The symbiotic relationship between spotted salamanders and Oophilia is mutualistic because both creatures benefit. Symbiosis is a general category of species-species interaction in which the organisms share space for extended periods of time. Symbioses can benefit one organism and harm the other (parasitism), benefit both (mutualism), or benefit one creature and leave the other unaffected (commensalism).
Endosymbiosis is a special type of symbiosis, requiring one organism to live inside the cells of another. It is not yet known how the endosymbiotic infiltration of salamander embryo cells affects either the salamander or the alga. Anything is possible, despite the fact that the overall relationship between the two species is established as mutualistically beneficial. Endosymbiosis also has special evolutionary significance, as it is presumed by biologists to have preceded the full integration of certain cell organelles, such as mitochondria and chloroplasts, special structures that perform unique functions within cells -- and possess their own chromosomes.

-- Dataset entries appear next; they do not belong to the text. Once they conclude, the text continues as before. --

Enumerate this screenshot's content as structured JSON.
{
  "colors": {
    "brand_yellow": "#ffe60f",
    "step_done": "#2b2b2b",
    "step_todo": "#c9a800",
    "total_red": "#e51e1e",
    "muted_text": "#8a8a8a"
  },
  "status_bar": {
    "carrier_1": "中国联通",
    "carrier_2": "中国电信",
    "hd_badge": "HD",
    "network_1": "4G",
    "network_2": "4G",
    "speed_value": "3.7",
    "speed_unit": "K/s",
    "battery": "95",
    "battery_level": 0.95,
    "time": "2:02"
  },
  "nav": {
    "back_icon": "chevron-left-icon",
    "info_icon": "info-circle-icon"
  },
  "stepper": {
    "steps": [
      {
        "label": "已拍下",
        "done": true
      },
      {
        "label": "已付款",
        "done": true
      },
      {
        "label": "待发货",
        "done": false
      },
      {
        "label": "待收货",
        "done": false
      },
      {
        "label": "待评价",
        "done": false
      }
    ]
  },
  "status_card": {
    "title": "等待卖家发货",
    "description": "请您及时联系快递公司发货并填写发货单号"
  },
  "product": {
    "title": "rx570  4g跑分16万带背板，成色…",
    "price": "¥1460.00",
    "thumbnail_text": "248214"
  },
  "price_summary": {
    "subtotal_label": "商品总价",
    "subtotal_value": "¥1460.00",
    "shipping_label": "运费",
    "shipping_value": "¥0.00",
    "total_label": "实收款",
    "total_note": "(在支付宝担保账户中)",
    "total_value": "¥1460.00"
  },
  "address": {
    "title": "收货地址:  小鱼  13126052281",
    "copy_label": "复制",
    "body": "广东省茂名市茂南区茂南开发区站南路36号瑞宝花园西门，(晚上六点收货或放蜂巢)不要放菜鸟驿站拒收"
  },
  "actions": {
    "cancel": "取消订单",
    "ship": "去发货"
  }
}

Kerney and Hangarter say they hope their ongoing work will inspire interest in local biology and respect for environmental protection.

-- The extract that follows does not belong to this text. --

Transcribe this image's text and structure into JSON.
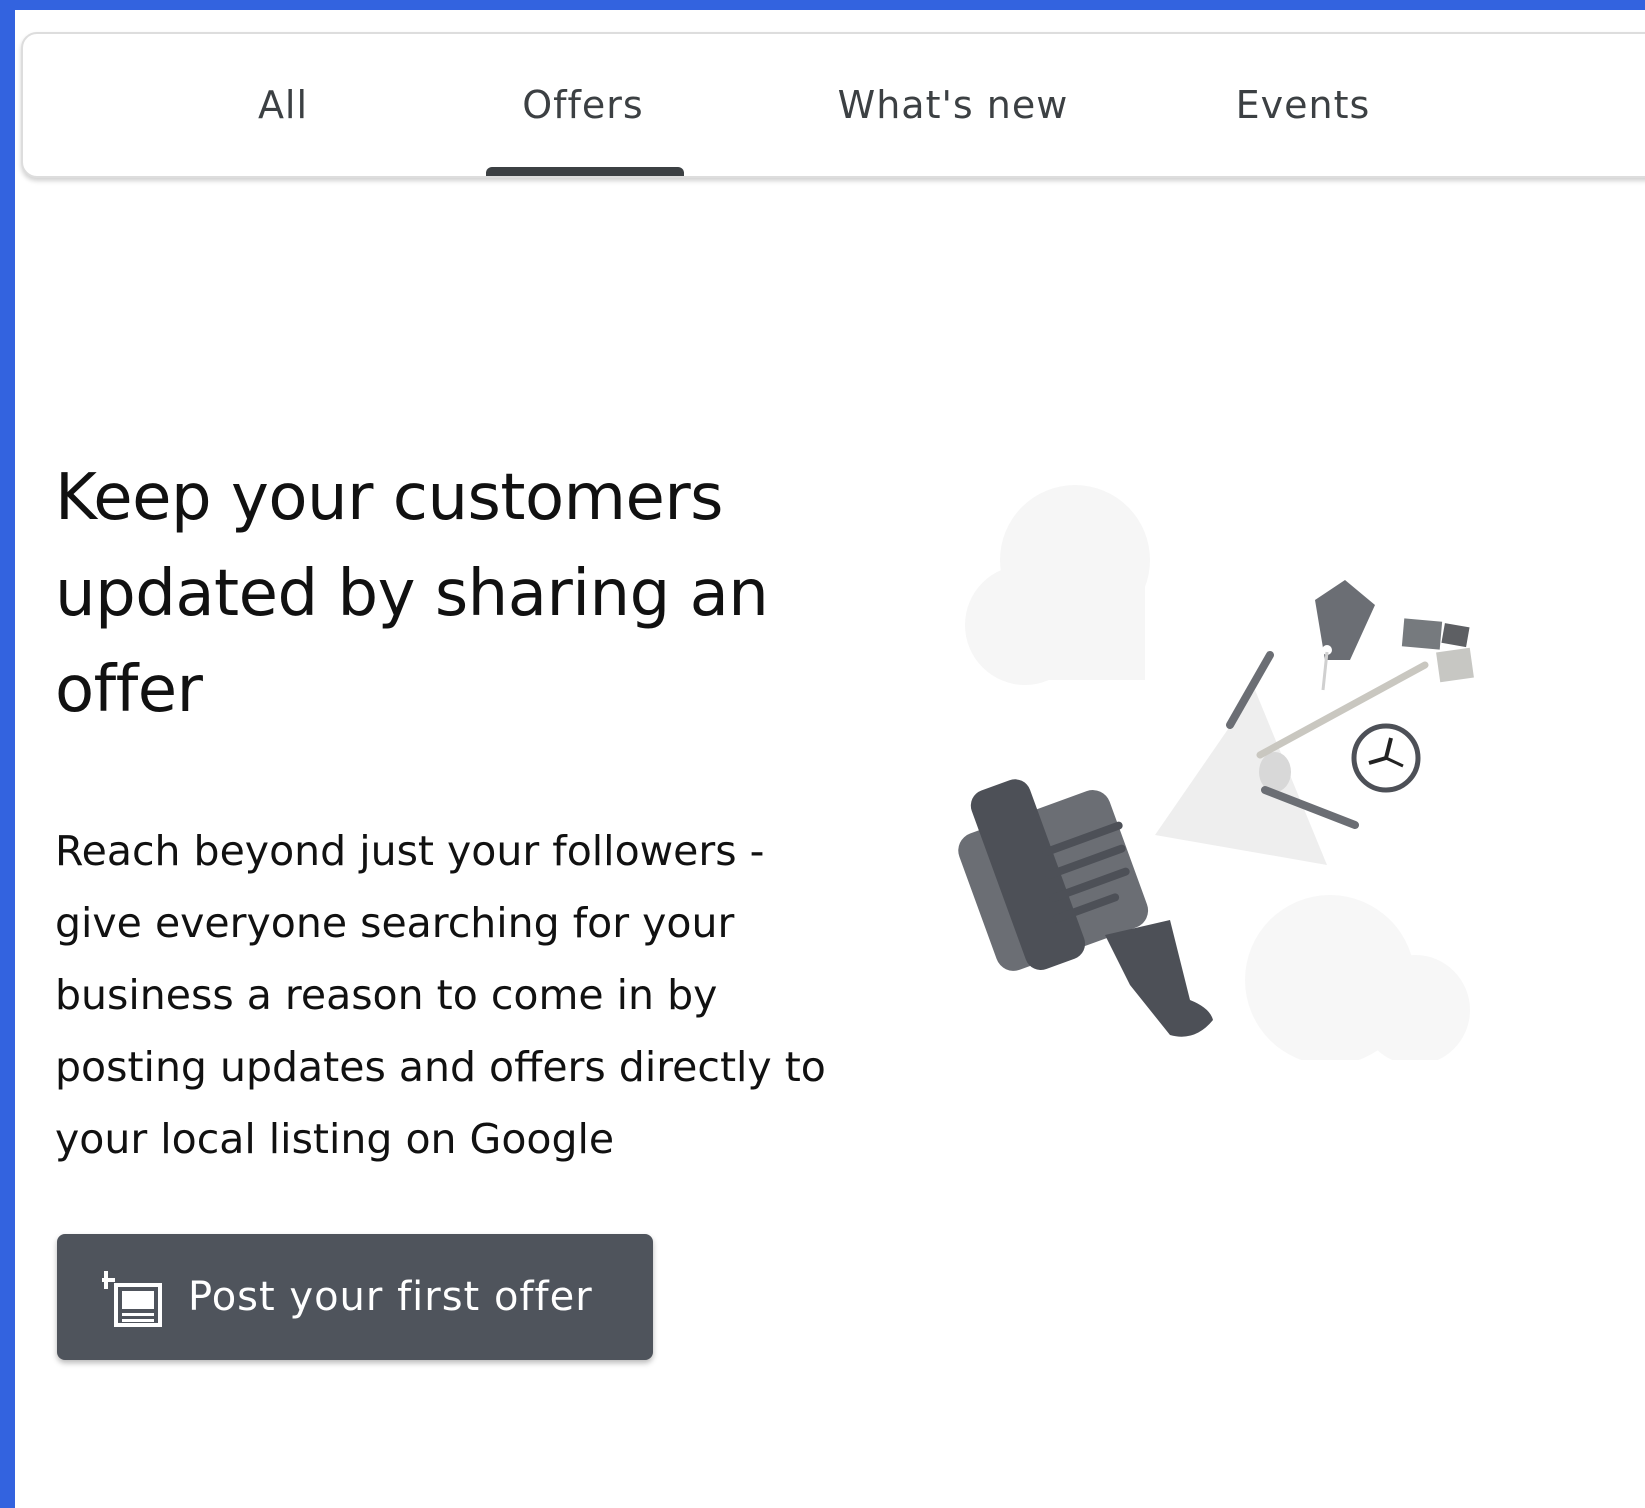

"We would like this work to draw attention to a fascinating yet common backyard salamander, and hope that it will both raise awareness of the species and promote the preservation of their fragile breeding habitat," Kerney said. Hangarter agreed, adding, "I think it is important for people to realize that you do not need to go to exotic locations to make interesting scientific discoveries. The vernal ponds that the salamanders mate in are also essential for many other amphibians and other organisms, but such ponds are often among the first things destroyed when humans develop in wooded areas. One 500 square-foot pond might service several thousand mating salamanders and frogs that might inhabit an area of a few acres of woodland."
This research was supported by grants from the National Science Foundation, Tula Foundation (Canada), the Natural Sciences and Engineering Research Council of Canada, and the American Association of Anatomists.
Video of the salamanders can be obtained from the PNAS News Office: PNASnews@nas.edu or 202-334-1310. A movie that Hangarter and documentarian Samuel Orr created about spotted salamanders for WFYI (PBS affiliate, Indianapolis) can be viewed on the Web at http://www.booglehouse.com/wfyi/NHI/gallery/mediaGallery.html (select "2. Life in the Water" and then "Spotted Salamanders").
To speak with Hangarter, please contact David Bricker, University Communications, at 812-856-9035 or email@example.com. To speak with Dalhousie University biologists Ryan Kerney or Brian Hall, please contact Charles Crosby at Charles.Crosby@dal.ca or 902-494-1269.